The Perfect '10s — a riff on the Oh-Fours we came to love — doesn't work for the same reason; it's not a creative enough twist. Sure, this team plays as hard, maybe harder, than Florida's two national championship squads, but it also deserves a name that doesn't derive from the past it has built on, or one that does them the disservice of calling them perfect when we and they know well that they're not. (Though, well, Florida is unbeaten this season when all four seniors are around to start and finish games.)
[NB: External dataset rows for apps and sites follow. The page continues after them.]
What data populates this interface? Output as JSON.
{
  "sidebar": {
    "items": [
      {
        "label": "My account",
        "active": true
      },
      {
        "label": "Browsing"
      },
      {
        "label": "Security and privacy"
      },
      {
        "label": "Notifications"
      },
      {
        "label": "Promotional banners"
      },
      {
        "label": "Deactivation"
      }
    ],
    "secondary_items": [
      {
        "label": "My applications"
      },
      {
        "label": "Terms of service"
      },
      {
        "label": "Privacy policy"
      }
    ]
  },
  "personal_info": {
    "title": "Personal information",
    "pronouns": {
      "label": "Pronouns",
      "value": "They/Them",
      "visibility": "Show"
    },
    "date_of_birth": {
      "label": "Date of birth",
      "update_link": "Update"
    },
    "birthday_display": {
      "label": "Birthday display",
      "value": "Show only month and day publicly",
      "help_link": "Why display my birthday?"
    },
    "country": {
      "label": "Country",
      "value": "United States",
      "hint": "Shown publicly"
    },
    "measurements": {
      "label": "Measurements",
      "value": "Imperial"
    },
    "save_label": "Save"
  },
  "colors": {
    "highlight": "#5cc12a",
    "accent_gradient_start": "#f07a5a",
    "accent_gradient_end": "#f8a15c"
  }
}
I considered Redeem Team, considering this quartet's instrumental role in getting Florida back to the elite of college hoops, but that's taken. The Oh-Fours were the History Boys, too, at least if you believe Florida's media guides, so even making more history can't secure that as this team's honorific. And I could get cute with the names — Prather, Yeguete, Young, and Wilbekin could be the PYYW Crew, much like a great UConn women's team was memorably the TASSK Force — but that feels cheap for this team.
So I circled around to the simplest, easiest, purest possible nickname, at least for now: The Four.
It's descriptive: There are four members of this senior class that have played four years each at Florida. It plays off the Oh-Fours, but emphasizes this team staying for its four years, a major difference about it, and the. And it plays well in context beyond its name alone: They're The Four we've been waiting for, The Four to fear. The best part, though? It works well now, and lends itself to the easiest possible honorific if this team should end up with the sort of titles that come with trophies.
For now, Casey Prather, Will Yeguete, Patric Young, and Scottie Wilbekin are The Four, Florida's Four, our Four.
Before long, they could be Forever's Four.